╔══

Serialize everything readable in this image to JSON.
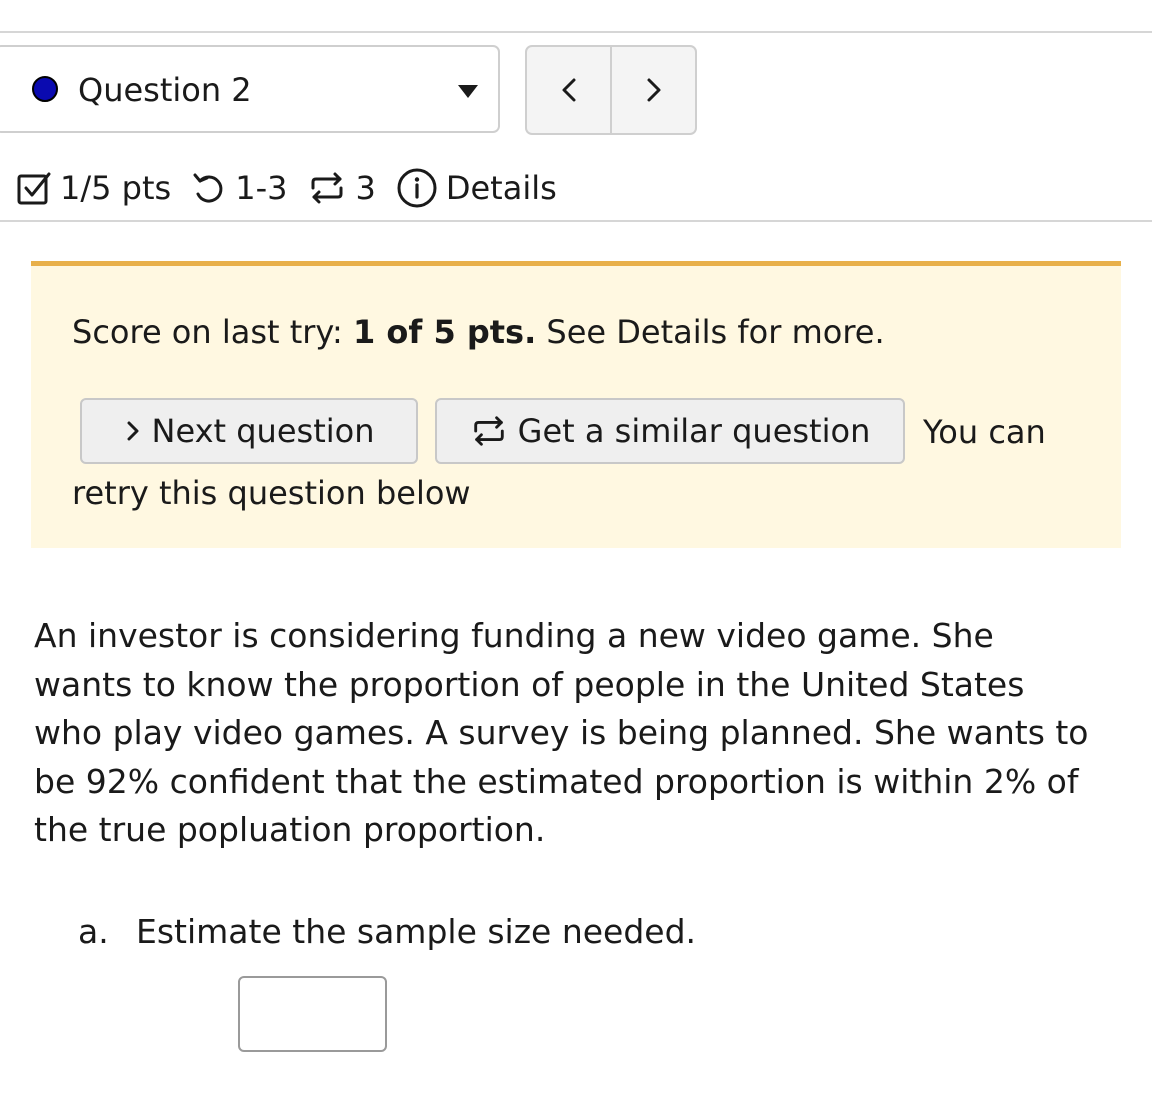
{
  "question_nav": {
    "label": "Question 2",
    "status_color": "#0a0ab0",
    "dropdown_icon": "caret-down-icon",
    "prev_icon": "chevron-left-icon",
    "next_icon": "chevron-right-icon"
  },
  "meta": {
    "points": "1/5 pts",
    "attempts": "1-3",
    "versions": "3",
    "details_label": "Details"
  },
  "notice": {
    "accent_color": "#e8b04a",
    "score_prefix": "Score on last try:",
    "score_value": "1 of 5 pts.",
    "score_suffix": "See Details for more.",
    "next_button": "Next question",
    "similar_button": "Get a similar question",
    "retry_text_1": "You can",
    "retry_text_2": "retry this question below"
  },
  "problem": {
    "lines": [
      "An investor is considering funding a new video game. She",
      "wants to know the proportion of people in the United States",
      "who play video games. A survey is being planned. She wants to",
      "be 92% confident that the estimated proportion is within 2% of",
      "the true popluation proportion."
    ],
    "part_a_letter": "a.",
    "part_a_prompt": "Estimate the sample size needed.",
    "part_a_value": ""
  }
}
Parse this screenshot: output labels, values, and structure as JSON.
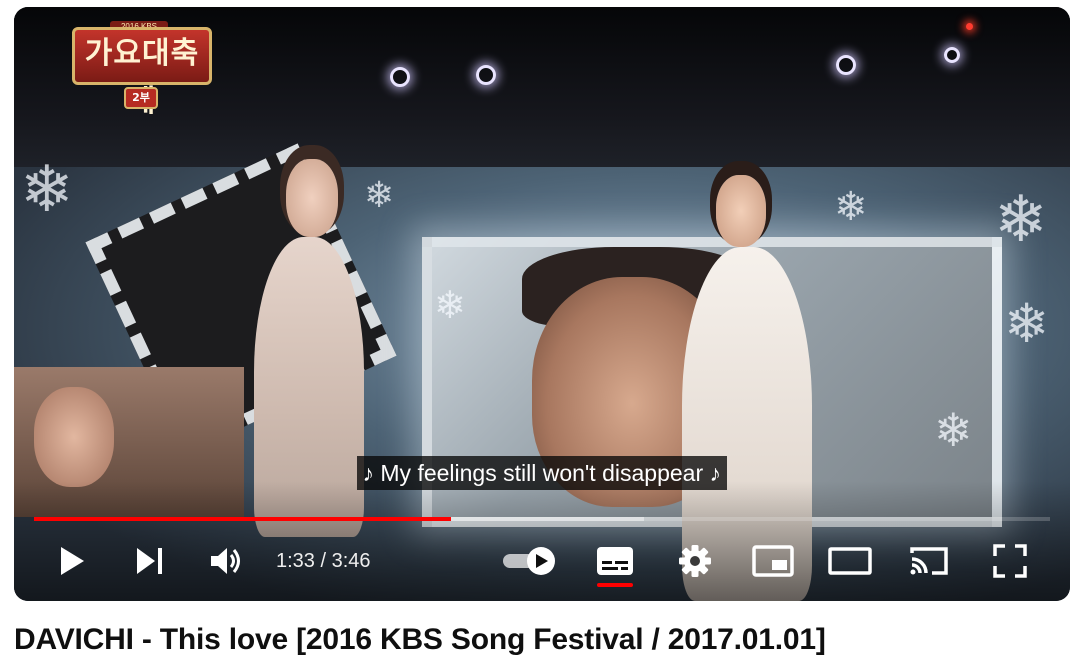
{
  "player": {
    "channel_logo": {
      "top_text": "2016 KBS",
      "main_text": "가요대축제",
      "sub_text": "2부"
    },
    "caption": "♪ My feelings still won't disappear ♪",
    "progress": {
      "played_fraction": 0.41,
      "buffered_fraction": 0.6
    },
    "controls": {
      "play_icon": "play-icon",
      "next_icon": "next-icon",
      "volume_icon": "volume-icon",
      "time_current": "1:33",
      "time_separator": "/",
      "time_total": "3:46",
      "time_display": "1:33 / 3:46",
      "autoplay_icon": "autoplay-toggle-icon",
      "autoplay_on": true,
      "subtitles_icon": "subtitles-icon",
      "subtitles_on": true,
      "settings_icon": "gear-icon",
      "miniplayer_icon": "miniplayer-icon",
      "theater_icon": "theater-mode-icon",
      "cast_icon": "cast-icon",
      "fullscreen_icon": "fullscreen-icon"
    },
    "colors": {
      "progress_played": "#ff0000",
      "subtitle_indicator": "#ff0000"
    }
  },
  "video": {
    "title": "DAVICHI - This love [2016 KBS Song Festival / 2017.01.01]"
  }
}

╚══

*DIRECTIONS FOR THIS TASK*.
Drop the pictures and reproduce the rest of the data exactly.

*ANSWER*.
Serialize everything readable in this image to JSON.
{
  "question_nav": {
    "label": "Question 2",
    "status_color": "#0a0ab0",
    "dropdown_icon": "caret-down-icon",
    "prev_icon": "chevron-left-icon",
    "next_icon": "chevron-right-icon"
  },
  "meta": {
    "points": "1/5 pts",
    "attempts": "1-3",
    "versions": "3",
    "details_label": "Details"
  },
  "notice": {
    "accent_color": "#e8b04a",
    "score_prefix": "Score on last try:",
    "score_value": "1 of 5 pts.",
    "score_suffix": "See Details for more.",
    "next_button": "Next question",
    "similar_button": "Get a similar question",
    "retry_text_1": "You can",
    "retry_text_2": "retry this question below"
  },
  "problem": {
    "lines": [
      "An investor is considering funding a new video game. She",
      "wants to know the proportion of people in the United States",
      "who play video games. A survey is being planned. She wants to",
      "be 92% confident that the estimated proportion is within 2% of",
      "the true popluation proportion."
    ],
    "part_a_letter": "a.",
    "part_a_prompt": "Estimate the sample size needed.",
    "part_a_value": ""
  }
}
Parse this screenshot: output labels, values, and structure as JSON.
{
  "player": {
    "channel_logo": {
      "top_text": "2016 KBS",
      "main_text": "가요대축제",
      "sub_text": "2부"
    },
    "caption": "♪ My feelings still won't disappear ♪",
    "progress": {
      "played_fraction": 0.41,
      "buffered_fraction": 0.6
    },
    "controls": {
      "play_icon": "play-icon",
      "next_icon": "next-icon",
      "volume_icon": "volume-icon",
      "time_current": "1:33",
      "time_separator": "/",
      "time_total": "3:46",
      "time_display": "1:33 / 3:46",
      "autoplay_icon": "autoplay-toggle-icon",
      "autoplay_on": true,
      "subtitles_icon": "subtitles-icon",
      "subtitles_on": true,
      "settings_icon": "gear-icon",
      "miniplayer_icon": "miniplayer-icon",
      "theater_icon": "theater-mode-icon",
      "cast_icon": "cast-icon",
      "fullscreen_icon": "fullscreen-icon"
    },
    "colors": {
      "progress_played": "#ff0000",
      "subtitle_indicator": "#ff0000"
    }
  },
  "video": {
    "title": "DAVICHI - This love [2016 KBS Song Festival / 2017.01.01]"
  }
}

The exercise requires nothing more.